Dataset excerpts
• • •

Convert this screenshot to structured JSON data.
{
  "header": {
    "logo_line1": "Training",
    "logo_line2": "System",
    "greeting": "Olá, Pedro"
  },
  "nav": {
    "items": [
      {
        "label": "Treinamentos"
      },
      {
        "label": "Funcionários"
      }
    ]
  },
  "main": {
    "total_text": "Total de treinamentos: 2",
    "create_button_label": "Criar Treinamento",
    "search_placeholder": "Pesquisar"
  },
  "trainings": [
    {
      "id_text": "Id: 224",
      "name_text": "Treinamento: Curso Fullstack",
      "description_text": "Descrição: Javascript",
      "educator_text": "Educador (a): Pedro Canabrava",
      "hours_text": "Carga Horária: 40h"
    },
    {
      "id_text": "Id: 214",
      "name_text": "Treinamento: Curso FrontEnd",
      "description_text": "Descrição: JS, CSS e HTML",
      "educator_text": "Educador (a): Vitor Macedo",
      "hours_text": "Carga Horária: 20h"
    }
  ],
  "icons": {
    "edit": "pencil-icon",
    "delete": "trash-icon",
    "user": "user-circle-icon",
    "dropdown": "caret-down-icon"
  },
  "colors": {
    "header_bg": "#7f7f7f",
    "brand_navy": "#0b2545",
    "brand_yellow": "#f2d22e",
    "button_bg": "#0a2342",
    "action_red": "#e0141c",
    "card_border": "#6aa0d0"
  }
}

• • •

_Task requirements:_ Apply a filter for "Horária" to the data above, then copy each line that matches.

_Exercise answer:_
      "hours_text": "Carga Horária: 40h"
      "hours_text": "Carga Horária: 20h"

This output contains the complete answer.